Basically, your problem is "How do I get wireless to the other side of a concrete wall. Here are some possibilities. I've done most of these at one point or other and know they work. I can't tell which will work best for your situation.
Punch a hole. Run CAT5 through the hole and install an access point on the othe side. Use same SSID but different RF channel (1,6, or 11). Do NOT borrow a hole from a electrical outlet as shoving signal wires through an electrical outlet box is both unsafe and a violation of electrical codes.
Borrow some telephone wires, CATV coax cable, or AC power line wires to act as a bridge between the sides of the wall. Techniques, distance, and equipment vary depending on technology available. I don't know what you have available, so I won't go into much detail here. Buzzwords and starting links:
Power line: HomePlug
Phone line: HomePNA
CATV coaxial cable:
You can run 10baseT-HDX over telco paired wires quite nicely. Same with 10base2 Cheapernet over coax cable. If you have the wires, there's usually a way of getting data to run over them.
Punch a hole. Run LMR-240 coaxial cable through the hole. Install a 2-way power splitter at the antenna of your DI-524. On port goes to the original antenna. The other port goes to the coax, through the hole, and to a 2nd antenna. Half your RF goes through the hole.
If you have metal HVAC ducting, you can use it as a waveguide. Install an antenna inside the ducting and hope that something comes out the other end. Pay attention to the polarization of the grillwork. I've used this when desperate. It works, but is not terribly reliable or guaranteed.
If there's a connecting doorway, and the door is NOT made from metal, then you can "illuminate" the door with a directional antenna. Much of the RF will go through the wooden or fiberglass door.
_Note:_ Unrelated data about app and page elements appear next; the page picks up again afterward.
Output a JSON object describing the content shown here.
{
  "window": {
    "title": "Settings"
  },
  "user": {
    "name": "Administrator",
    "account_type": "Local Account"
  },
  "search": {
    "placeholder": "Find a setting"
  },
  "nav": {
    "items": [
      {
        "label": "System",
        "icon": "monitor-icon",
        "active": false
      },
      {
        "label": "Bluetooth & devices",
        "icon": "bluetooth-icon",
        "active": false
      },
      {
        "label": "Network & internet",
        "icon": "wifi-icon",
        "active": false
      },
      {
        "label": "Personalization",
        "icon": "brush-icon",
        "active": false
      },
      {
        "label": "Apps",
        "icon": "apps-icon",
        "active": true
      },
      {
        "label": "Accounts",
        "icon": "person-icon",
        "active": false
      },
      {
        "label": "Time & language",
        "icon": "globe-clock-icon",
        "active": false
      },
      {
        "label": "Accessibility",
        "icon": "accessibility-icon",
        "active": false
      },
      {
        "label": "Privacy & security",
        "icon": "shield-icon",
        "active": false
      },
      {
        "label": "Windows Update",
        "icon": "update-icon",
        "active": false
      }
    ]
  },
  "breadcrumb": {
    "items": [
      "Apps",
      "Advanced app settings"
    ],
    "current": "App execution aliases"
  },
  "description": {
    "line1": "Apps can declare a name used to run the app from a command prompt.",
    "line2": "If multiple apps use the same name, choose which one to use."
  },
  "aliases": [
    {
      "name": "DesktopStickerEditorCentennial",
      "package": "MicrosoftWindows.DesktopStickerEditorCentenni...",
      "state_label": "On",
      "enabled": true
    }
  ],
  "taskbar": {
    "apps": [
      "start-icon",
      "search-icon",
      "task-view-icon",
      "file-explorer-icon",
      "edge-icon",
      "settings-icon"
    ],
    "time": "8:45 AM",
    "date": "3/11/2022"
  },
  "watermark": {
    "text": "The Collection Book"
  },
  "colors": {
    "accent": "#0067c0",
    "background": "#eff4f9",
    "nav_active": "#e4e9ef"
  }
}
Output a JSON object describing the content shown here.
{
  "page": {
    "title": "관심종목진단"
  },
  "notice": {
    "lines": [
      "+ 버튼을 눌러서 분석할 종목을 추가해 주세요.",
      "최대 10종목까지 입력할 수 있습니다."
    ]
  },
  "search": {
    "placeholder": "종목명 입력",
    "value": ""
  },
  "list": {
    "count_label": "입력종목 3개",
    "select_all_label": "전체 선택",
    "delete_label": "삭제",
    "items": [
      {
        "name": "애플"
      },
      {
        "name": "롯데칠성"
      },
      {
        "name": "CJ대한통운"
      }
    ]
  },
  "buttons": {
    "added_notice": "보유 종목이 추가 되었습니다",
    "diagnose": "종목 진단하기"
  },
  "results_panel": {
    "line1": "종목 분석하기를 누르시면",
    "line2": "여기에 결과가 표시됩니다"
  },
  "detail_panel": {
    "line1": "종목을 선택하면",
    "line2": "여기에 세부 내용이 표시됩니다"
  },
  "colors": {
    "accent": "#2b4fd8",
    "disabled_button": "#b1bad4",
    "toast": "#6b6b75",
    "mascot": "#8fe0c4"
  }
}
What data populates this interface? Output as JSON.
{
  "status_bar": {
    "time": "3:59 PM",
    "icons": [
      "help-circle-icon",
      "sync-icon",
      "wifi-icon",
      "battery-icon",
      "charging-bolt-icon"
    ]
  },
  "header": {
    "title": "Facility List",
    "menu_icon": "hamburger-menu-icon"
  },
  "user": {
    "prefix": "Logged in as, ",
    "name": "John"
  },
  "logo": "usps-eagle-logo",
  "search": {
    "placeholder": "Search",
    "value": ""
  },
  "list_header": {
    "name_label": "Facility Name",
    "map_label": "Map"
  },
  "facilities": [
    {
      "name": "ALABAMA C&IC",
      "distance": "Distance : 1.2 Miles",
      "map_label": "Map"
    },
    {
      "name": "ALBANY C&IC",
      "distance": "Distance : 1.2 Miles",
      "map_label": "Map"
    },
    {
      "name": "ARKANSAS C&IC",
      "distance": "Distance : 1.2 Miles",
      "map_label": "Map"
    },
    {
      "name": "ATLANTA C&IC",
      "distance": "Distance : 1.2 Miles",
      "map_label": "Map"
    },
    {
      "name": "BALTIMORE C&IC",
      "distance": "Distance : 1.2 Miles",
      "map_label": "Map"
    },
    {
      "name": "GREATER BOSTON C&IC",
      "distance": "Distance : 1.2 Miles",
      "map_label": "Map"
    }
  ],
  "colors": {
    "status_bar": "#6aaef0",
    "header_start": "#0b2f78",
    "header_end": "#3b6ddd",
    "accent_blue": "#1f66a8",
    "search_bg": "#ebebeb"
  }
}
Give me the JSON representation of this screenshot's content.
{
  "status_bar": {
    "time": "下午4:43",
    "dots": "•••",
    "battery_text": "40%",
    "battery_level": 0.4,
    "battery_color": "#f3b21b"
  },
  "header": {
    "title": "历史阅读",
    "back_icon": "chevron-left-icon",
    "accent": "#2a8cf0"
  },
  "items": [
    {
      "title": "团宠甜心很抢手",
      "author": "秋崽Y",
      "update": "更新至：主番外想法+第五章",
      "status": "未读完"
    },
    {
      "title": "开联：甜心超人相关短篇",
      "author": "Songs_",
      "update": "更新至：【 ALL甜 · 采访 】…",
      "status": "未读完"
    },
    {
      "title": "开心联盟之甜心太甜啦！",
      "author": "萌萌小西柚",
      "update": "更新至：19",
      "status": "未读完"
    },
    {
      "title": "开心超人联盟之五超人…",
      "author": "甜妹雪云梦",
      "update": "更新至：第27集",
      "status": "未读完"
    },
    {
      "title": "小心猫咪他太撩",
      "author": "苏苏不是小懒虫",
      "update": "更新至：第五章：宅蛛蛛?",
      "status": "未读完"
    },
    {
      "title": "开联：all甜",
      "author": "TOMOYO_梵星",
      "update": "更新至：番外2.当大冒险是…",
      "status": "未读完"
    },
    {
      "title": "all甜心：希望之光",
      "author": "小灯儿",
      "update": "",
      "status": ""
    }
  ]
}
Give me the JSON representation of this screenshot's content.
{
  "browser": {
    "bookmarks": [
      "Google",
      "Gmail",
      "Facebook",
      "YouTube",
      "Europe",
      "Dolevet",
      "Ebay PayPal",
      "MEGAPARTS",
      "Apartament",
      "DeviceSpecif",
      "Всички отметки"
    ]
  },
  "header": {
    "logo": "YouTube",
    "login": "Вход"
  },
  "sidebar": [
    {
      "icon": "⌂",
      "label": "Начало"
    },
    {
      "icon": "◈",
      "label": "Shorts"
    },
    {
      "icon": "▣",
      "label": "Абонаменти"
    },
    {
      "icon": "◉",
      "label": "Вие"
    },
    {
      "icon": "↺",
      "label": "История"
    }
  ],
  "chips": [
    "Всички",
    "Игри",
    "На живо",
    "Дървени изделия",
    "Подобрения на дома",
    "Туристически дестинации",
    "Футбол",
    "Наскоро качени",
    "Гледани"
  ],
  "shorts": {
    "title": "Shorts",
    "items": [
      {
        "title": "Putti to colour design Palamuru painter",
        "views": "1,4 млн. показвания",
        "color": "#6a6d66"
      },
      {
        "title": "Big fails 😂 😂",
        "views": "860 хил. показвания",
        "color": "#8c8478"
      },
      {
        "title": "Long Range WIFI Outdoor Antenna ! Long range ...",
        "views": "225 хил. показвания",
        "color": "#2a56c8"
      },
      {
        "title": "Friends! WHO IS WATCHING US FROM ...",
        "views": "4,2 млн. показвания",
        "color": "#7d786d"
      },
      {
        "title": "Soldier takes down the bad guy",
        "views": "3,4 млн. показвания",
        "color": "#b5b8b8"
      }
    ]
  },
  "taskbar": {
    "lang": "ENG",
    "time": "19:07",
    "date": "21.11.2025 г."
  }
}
This is really a matter of positioning the access point and antenna. I have one such installation where the access point ended up hanging upside-down from just above the top of the door frame, with the vertical antenna projecting into the doorway. Obviously, the door opens in the opposite direction. Works nicely but looks a bit funny. Sorry, no photos.
Not too horrible. The general form of such questions should be:
I guess you are deliberately obfuscating. You have not answered any question or proposed any solution to the original question. You stubbornly refuse to acknowledge that your "bridge" is worthless for the OPs problem. Calling the connection between wired and wireless sections of a router a bridge is stretching definitions to the limit just to avoid admitting that you don't know what you are talking about.
[POSTED TO alt.internet.wireless - REPLY ON USENET PLEASE]
When bridging over wireless, one bridge is in host mode (typically a wireless access point) and the other bridge is in client mode (e.g., so-called wireless game adapter). The host controls the wireless channel and security. The client must be configured for the same security. Note that both the host and (more likely) the client may have a limit on how many devices the wireless bridge will support.
One common application for wireless bridging is on a sailboat. A client wireless bridge (with antenna) is installed at the top of the mast, with an Ethernet cable running down the mast for both networking and power. Multiple computers can then be attached to the wired Ethernet network on the boat. Case in point: SENAO CB3 Plus Long Range Wireless Client Bridge / Access Point